There is not a single one, but when I was researching plant development, I discovered that auxin, the plant hormone, is made by dying cells, which sheds tremendous light on the developmental biology of plants. Secondly, in India, working out the basic physiology of the crops I was working on and finding new ways to grow them with high yields. Thirdly, the development of the hypothesis of “formative causation,” which provides a larger framework for looking at nature.
What was your most embarrassing moment?
In India, I invented a new cropping system for growing pigeon peas as a perennial, and persuaded village farmers to take this up. It was a terrible failure because the peas were killed by disease that persisted on the perennial crop, which wouldn’t have happened if the crop had been grown in the traditional way. I did arrange for the institute to compensate the farmers, though.
What advice would you give a younger scientist?
If they are interested in making discoveries, then they should explore the unexplained in biology, where no one is working at the moment. I wouldn’t advise them to go into standard molecular biology, protein sequencing, genetic engineering. On the other hand, if they want a conventional career and to earn lots of money, that would be the way to go.
In what areas do you think you need advice yourself?
I work in quite a lot of different areas. In every area, I need advice from people such as statisticians, animal behaviorists, and psychologists, who have worked there longer than I have.
What would you be if not a scientist?
I haven’t a clue. I haven’t thought about being anything else since I was quite young, and I’m delighted I’ve been able to do what I wanted to do.
Who from scientific history would you like to meet?
The evolutionary biologist Alfred Russel Wallace. He’s one of my heroes. He had a much more far-ranging mind than Darwin, and while we know exhaustively about Darwin, we know very much less about Wallace.
What would you ask him?
I’d like to ask him about the biology of Southeast Asia, where he studied extensively.

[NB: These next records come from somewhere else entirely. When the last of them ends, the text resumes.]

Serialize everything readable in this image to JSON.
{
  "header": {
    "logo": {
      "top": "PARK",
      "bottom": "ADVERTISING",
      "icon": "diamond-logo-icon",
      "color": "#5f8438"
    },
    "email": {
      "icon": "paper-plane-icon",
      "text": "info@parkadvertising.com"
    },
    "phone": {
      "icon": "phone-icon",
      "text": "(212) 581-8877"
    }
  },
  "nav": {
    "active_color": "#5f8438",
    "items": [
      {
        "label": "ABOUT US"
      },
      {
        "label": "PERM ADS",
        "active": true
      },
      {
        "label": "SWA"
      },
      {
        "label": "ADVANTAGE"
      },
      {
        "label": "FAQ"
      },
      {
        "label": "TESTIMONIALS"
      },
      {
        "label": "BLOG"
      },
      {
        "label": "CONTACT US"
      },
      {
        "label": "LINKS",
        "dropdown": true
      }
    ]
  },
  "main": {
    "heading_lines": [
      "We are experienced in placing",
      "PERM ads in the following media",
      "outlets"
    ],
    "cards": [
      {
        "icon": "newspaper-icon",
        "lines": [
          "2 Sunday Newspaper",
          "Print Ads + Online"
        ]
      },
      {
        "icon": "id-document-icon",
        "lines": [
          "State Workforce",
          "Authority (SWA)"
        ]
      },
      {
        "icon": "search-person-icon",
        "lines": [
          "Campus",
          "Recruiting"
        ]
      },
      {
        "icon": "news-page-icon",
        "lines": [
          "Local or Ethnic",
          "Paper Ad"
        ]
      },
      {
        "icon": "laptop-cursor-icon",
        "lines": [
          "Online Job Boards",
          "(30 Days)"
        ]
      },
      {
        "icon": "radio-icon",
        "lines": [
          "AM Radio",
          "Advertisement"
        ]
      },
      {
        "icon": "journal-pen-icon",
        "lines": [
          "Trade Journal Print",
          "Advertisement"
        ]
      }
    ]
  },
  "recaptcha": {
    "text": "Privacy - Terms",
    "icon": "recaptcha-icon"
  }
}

He also had a very different view of evolution than Darwin; he considered there to be creative forces at work rather than just blind chance, and I’d want to know why he thought it was necessary.
Which living scientist do you most admire?
Because of his independence and his ability to think in large-scale terms and not be put off by small-mindedness and petty criticisms.
What has been the greatest scientific discovery this century?
The discovery of the cosmic background microwave radiation, which led to the Big Bang theory. This transformed our fundamental cosmology from that of a static universe, or one slowly running out of steam and gave us instead an evolutionary vision of the whole of nature.
What will be the great discoveries of the next century?
The recognition of the nonlocal effects of the mind is going to transform our notion of consciousness and open up a whole new range of discovery about animal and human nature. This liberation will make science exciting again to lots of ordinary people.
What research goals do scientists need to set themselves?
I think I’d make a register of unexplained phenomena that scientists usually reject, to open up whole new areas of research into, for instance, the restlessness of animals immediately before earthquakes. I think at least 0.1% of science funding should go toward this.
Why do you think the public fears science?
It perceives it as arrogant and, with the GM controversy, it increasingly sees it as a corporate activity with scientists as hired hands rather than following science for its own sake.
What can scientists do to overcome this?
Make it more democratically accountable to the taxpayers, so that a polling system might bring to light the questions that people would really like to see answered. If science addressed interesting questions, it would increase science’s popularity and get children interested again. Research should relate to the problems that arise in our lives. The average person isn’t terribly interested in the genetic sequence of a bacterium or the existence or nonexistence of the Higgs boson, and yet this is where all the money goes in science.
This interview appeared on October 29, 1999, in David Bradley’s monthly BioFeedback column in the now defunct and much missed (not least for the monthly fee!) HMSBeagle on BioMedNet.